Problem details –
Throughout the listing that follows, find each line with the word "heading" and copy it.

Task data –
# # # # #

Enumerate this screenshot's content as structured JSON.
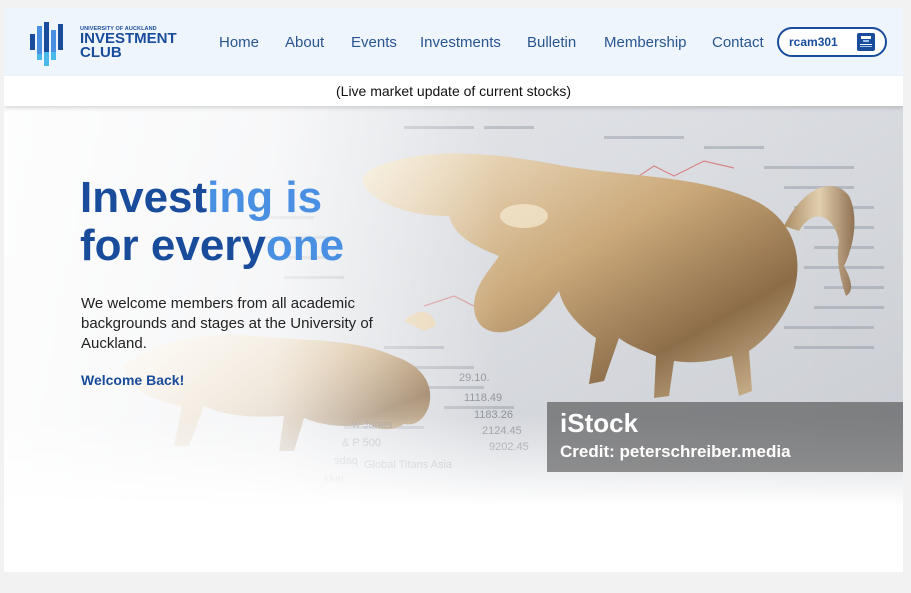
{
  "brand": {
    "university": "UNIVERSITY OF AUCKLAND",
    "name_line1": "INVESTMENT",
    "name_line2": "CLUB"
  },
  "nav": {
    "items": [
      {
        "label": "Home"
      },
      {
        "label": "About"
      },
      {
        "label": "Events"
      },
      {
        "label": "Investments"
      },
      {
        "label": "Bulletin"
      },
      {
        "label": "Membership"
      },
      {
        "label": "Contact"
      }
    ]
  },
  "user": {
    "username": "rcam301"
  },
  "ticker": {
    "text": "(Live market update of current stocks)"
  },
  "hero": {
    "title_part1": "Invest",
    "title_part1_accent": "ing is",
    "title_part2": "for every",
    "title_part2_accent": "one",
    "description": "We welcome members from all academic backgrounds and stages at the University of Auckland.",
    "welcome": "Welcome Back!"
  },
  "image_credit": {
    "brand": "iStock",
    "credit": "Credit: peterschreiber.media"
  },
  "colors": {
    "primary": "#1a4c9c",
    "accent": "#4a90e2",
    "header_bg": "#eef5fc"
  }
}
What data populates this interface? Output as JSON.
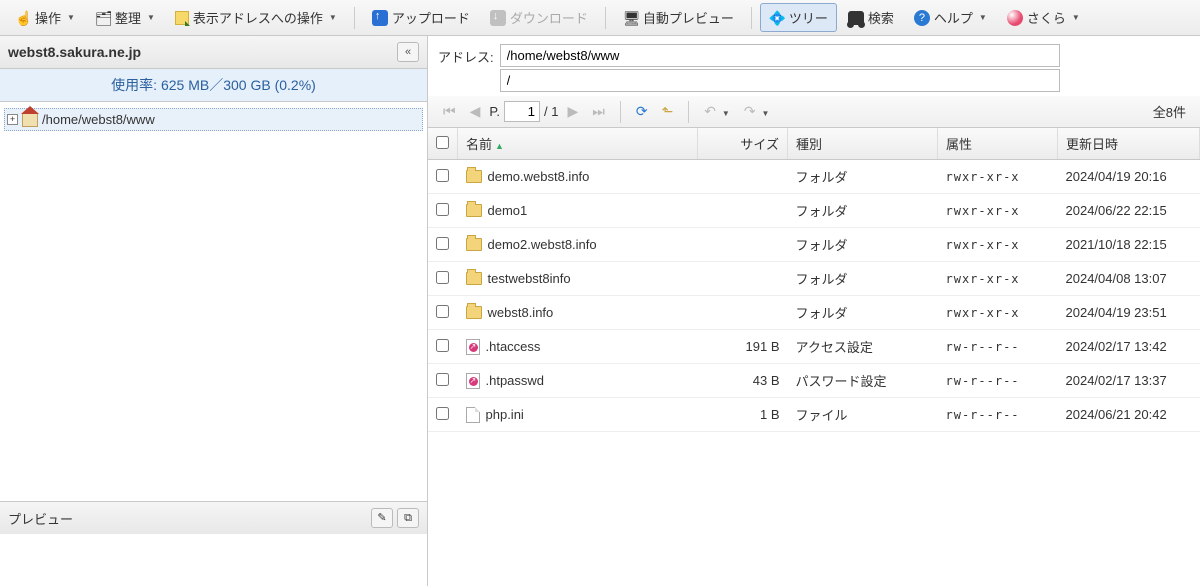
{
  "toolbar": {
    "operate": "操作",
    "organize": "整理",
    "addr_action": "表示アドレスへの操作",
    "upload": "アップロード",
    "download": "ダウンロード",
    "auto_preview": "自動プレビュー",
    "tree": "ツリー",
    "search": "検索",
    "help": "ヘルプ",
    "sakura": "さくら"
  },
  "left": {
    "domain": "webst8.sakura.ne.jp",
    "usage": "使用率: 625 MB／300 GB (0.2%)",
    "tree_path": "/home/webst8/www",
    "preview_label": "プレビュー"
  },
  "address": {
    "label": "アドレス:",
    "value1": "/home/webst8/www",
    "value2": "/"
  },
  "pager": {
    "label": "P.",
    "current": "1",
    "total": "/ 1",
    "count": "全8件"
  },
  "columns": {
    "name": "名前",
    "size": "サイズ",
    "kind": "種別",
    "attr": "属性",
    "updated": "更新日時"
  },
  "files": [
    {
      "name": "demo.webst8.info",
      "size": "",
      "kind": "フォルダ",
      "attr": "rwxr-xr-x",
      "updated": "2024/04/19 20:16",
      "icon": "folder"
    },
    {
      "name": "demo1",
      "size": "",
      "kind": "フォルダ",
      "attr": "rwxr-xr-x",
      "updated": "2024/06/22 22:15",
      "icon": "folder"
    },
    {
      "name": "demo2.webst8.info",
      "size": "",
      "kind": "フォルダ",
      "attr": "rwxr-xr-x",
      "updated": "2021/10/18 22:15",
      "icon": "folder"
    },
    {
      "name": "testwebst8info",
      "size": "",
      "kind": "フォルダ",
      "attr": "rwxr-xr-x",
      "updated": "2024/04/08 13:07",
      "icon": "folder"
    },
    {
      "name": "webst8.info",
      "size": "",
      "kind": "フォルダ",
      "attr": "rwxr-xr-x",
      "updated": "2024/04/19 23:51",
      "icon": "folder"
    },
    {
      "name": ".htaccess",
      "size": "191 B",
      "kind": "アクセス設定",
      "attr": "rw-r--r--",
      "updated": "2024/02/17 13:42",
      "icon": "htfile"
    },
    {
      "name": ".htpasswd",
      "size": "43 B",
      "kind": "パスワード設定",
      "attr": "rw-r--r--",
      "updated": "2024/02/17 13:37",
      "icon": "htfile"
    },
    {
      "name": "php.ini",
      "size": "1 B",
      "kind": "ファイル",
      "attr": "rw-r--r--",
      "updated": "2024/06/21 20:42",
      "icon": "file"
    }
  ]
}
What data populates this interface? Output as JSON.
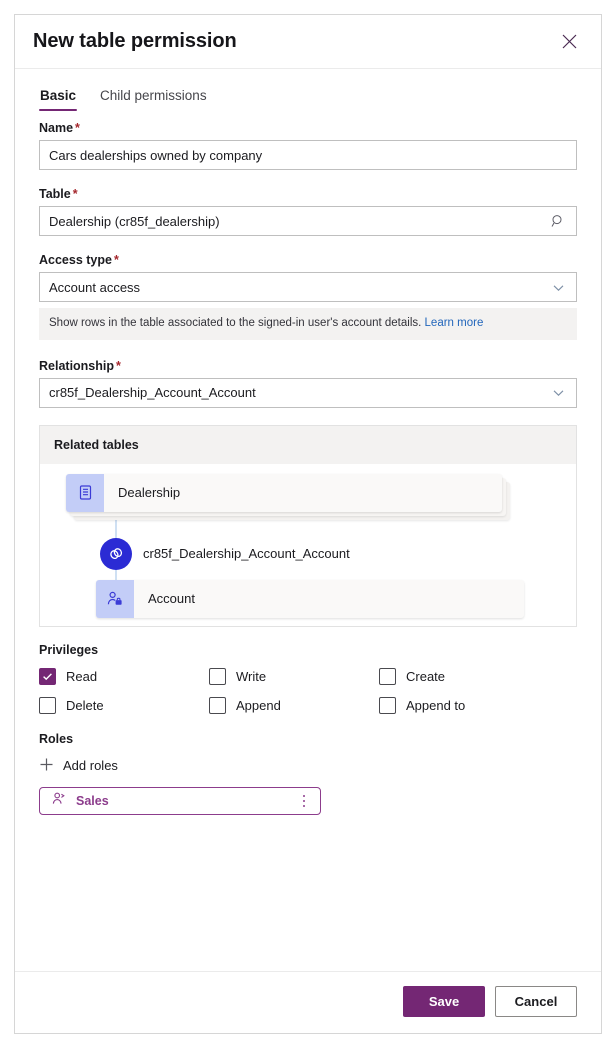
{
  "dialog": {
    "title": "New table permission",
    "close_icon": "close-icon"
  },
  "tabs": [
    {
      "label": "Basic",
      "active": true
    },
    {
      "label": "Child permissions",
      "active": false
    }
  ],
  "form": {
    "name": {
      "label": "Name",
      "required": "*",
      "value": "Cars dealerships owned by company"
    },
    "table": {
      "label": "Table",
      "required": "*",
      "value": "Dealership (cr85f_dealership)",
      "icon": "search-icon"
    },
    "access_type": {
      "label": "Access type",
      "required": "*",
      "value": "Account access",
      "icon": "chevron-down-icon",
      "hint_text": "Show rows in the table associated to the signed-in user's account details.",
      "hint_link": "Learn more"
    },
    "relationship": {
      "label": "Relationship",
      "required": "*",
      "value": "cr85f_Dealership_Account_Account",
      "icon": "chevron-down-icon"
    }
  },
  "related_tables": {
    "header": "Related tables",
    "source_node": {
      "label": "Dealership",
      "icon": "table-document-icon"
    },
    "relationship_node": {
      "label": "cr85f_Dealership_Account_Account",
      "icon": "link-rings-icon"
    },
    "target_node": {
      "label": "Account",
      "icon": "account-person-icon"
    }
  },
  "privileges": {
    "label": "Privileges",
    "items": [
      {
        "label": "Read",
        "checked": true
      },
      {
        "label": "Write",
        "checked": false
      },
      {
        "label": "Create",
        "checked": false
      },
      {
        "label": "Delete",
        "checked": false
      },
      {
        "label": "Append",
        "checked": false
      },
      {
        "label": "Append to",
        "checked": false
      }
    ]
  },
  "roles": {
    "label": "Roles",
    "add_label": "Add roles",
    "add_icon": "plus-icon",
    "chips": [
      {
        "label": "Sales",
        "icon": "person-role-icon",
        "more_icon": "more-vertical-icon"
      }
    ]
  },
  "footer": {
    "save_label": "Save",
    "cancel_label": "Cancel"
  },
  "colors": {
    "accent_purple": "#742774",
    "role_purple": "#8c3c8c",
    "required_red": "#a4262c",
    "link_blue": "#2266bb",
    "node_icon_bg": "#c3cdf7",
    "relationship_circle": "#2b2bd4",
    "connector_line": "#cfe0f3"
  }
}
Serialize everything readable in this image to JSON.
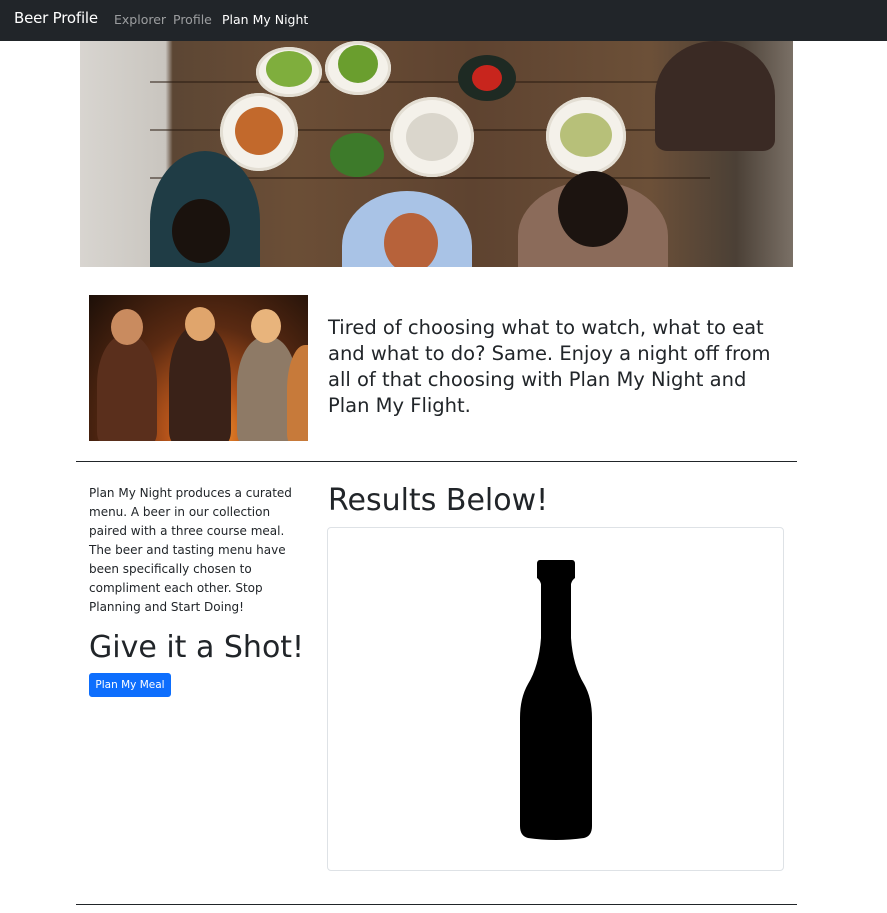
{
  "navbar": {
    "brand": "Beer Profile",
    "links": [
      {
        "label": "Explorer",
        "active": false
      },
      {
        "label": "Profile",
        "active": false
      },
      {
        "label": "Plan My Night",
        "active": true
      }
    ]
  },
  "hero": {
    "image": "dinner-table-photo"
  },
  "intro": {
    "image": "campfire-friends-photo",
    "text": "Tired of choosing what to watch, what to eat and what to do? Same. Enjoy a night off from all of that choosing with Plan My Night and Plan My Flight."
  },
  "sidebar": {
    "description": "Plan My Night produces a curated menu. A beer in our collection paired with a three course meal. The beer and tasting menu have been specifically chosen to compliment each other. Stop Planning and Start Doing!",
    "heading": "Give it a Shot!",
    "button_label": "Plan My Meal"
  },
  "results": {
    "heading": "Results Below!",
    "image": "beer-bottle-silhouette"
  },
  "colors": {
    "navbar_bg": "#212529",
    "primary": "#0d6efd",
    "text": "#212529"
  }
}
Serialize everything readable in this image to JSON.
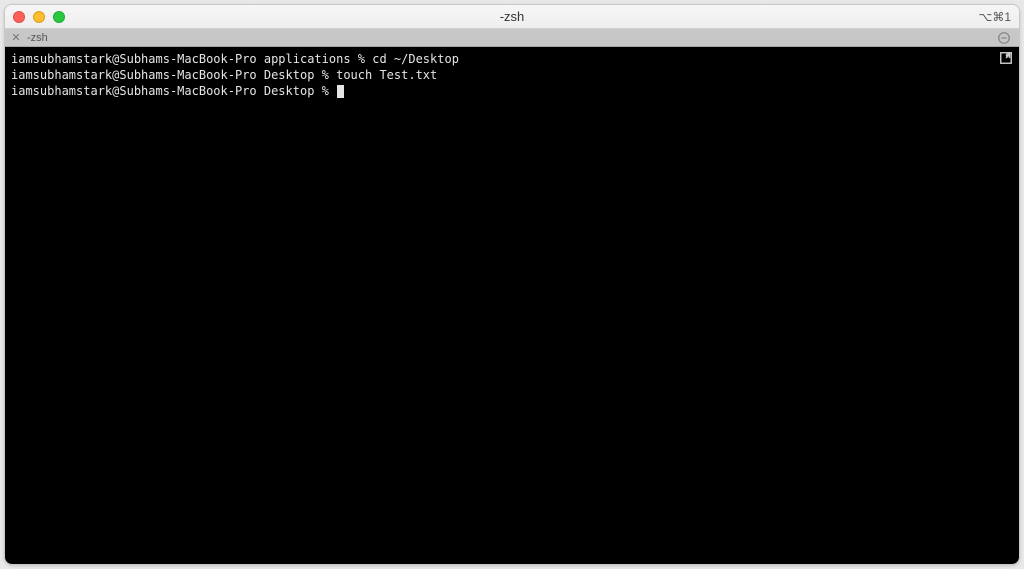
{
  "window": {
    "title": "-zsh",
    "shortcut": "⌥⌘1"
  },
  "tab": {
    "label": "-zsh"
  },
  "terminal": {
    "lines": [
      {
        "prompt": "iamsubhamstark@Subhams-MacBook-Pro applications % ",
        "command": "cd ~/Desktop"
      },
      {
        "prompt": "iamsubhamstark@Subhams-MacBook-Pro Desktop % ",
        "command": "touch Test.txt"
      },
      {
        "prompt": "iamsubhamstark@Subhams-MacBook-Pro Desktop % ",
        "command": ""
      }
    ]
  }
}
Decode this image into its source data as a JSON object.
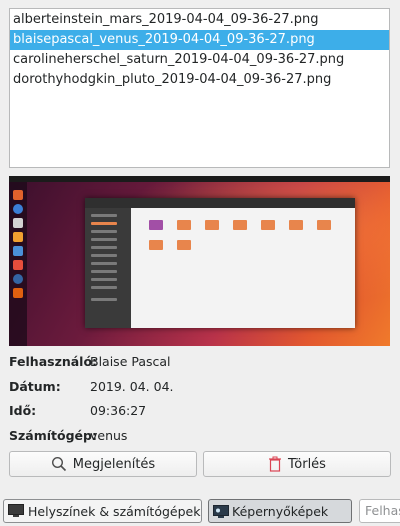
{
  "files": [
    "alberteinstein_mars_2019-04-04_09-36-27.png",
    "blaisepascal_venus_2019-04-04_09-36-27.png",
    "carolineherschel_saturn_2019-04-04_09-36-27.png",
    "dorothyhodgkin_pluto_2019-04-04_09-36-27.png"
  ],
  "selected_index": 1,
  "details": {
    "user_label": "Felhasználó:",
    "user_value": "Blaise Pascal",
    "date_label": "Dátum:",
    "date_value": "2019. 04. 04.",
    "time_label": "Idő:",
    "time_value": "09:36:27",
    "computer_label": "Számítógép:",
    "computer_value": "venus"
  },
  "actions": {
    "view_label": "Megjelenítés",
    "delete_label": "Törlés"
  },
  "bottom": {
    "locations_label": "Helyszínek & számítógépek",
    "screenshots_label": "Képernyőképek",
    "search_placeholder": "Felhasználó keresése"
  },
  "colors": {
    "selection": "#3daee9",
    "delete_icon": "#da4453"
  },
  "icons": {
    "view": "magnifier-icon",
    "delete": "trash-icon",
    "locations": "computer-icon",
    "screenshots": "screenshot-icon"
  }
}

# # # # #

Solution for this task –
    "heading": "Give it a Shot!",
    "heading": "Results Below!",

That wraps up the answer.